Anna Navarro, special agent for the Justice Department, has been assigned to investigate the deaths of several eminent men, all advanced in age and all connected to a mysterious group called Sigma, founded in the last years of World War II. An accident brings her together with Ben Hartman, an American investment banker who is in Zurich investigating the death of his twin brother and finds himself the target of an assassination attempt. Who is Sigma, and why are some of its members being killed? More importantly, what grand project is in the works? Readers may find the answer to these questions simplistic: Sigma is a partnership of high-ranking statesmen and industrialists, put together not only to spirit wealth out of Germany at the end of the war but also to stop communism's spread. Sigma's goal is to make the world safe for capitalism, a corporation whose board of directors is in charge of Western history itself. Unfortunately, Ludlum's latest novel (he died in March but left outlines for more posthumous thrillers) is not one of his better efforts. Even the sparks that eventually fly between Anna and Ben seem tepid.
- Ronnie H. Terpening, Univ. of Arizona, Tucson
Copyright 2001 Reed Business Information, Inc. --This text refers to an out of print or unavailable edition of this title.
Not a bad summer read. Lots of action if that's what you are looking for. I think it would make a better movie than a book as there wasn't much depth to characters.Published on Sept. 2 2013 by sara
Good book on-par with some of Ludlum's earlier efforts. An entertaining read, a bit slow in some areas but overall a good farewell from Ludlum (R.I.P.).Published on July 8 2004 by John
The late Robert Ludlum was the true master of the international thriller. Upon opening one of his weighty volumes, a reader was assured of being transported all over the world... Read morePublished on Feb. 24 2004 by Larry
I had never read a Ludlum book before, but after seeing "The Bourne Identity", I thought I'd give him a try.
It took me some time to get into the book. Read more
THE SIGMA PROTOCOL has the usual elements readers have come to expect from Robert Ludlum over the years. It's an action-packed, intricately plotted thrill-ride of a book. Read morePublished on Dec 10 2003 by AntiochAndy
This is one of those books that you just can not put down. There are so many twists, you just got to keep reading to find out what is about to happen. Read morePublished on Nov. 15 2003 by Markus Egger
I tried my best to enjoy Ludlum's Sigma Protocol, but towards the end I found myself struggling to finish the book. Read morePublished on Aug. 26 2003
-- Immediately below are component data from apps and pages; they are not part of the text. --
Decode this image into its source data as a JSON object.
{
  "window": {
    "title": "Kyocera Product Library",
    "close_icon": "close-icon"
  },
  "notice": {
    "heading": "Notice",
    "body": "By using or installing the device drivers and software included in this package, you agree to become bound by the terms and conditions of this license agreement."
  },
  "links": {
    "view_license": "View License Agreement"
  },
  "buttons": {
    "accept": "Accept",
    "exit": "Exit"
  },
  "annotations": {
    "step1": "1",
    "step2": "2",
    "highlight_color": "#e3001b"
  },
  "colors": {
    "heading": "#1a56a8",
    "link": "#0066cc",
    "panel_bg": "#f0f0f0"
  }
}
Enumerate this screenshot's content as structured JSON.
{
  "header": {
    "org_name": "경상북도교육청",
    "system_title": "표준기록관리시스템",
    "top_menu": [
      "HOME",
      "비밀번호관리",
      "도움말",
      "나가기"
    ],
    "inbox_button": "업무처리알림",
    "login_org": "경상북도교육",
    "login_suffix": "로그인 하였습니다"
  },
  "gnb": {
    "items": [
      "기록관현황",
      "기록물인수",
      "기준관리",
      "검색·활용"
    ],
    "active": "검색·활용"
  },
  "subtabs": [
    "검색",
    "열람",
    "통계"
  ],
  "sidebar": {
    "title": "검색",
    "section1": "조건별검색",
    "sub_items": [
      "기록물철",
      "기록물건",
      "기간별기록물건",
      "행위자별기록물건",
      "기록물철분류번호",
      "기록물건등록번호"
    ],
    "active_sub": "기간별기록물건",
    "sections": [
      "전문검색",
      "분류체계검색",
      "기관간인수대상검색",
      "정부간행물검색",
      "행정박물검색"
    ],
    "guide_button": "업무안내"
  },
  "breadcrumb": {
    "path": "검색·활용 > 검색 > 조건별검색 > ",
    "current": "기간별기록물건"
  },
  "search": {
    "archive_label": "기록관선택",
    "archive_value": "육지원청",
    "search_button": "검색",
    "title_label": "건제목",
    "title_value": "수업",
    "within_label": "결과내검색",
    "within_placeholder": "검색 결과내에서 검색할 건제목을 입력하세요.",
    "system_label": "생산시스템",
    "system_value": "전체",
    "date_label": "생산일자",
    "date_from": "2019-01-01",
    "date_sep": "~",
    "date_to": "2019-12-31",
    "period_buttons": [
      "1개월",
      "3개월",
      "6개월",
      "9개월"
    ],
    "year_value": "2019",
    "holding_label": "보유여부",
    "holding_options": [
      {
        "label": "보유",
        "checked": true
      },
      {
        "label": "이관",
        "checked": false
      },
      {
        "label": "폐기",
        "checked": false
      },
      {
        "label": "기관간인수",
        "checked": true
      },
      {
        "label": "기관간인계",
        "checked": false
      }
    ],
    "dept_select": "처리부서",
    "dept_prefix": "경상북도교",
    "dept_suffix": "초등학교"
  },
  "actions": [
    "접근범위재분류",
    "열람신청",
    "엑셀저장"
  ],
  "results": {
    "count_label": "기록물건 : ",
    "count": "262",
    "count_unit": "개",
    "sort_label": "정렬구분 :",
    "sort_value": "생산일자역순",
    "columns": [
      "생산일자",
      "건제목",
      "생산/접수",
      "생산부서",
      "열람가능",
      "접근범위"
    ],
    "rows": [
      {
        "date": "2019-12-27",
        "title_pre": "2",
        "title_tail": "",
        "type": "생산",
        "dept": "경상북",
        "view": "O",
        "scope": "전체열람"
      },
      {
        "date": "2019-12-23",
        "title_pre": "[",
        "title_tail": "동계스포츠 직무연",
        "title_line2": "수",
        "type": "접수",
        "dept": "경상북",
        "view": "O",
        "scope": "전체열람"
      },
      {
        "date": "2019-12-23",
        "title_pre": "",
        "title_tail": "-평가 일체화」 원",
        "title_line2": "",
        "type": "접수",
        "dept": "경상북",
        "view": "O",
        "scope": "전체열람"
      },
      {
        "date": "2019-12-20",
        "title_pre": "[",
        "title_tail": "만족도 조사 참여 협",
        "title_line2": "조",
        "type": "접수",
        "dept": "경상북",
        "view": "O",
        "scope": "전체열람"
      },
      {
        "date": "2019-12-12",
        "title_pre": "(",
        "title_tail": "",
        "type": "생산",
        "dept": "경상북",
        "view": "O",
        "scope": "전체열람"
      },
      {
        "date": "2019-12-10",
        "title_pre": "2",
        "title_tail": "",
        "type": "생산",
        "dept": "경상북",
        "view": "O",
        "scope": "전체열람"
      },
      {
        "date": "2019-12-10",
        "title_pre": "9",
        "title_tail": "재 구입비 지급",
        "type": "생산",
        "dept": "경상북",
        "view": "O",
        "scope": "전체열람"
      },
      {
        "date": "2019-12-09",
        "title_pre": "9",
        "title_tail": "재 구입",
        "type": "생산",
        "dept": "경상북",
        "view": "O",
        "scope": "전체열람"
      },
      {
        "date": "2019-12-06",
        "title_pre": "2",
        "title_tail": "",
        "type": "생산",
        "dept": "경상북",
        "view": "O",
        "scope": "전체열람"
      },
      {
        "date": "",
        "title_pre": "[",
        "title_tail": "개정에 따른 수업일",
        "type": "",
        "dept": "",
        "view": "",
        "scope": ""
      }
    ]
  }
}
The good news: this is an honest to goodness, real live Ludlum book. Many of Ludlum's later books are "co-authored" and are not really done by Ludlum. Read morePublished on Aug. 26 2003 by kireviewer
I wouldn't recommend the Sigma Protocol unless you have already read (and enjoyed) some of Ludlum's other works. Read morePublished on Aug. 5 2003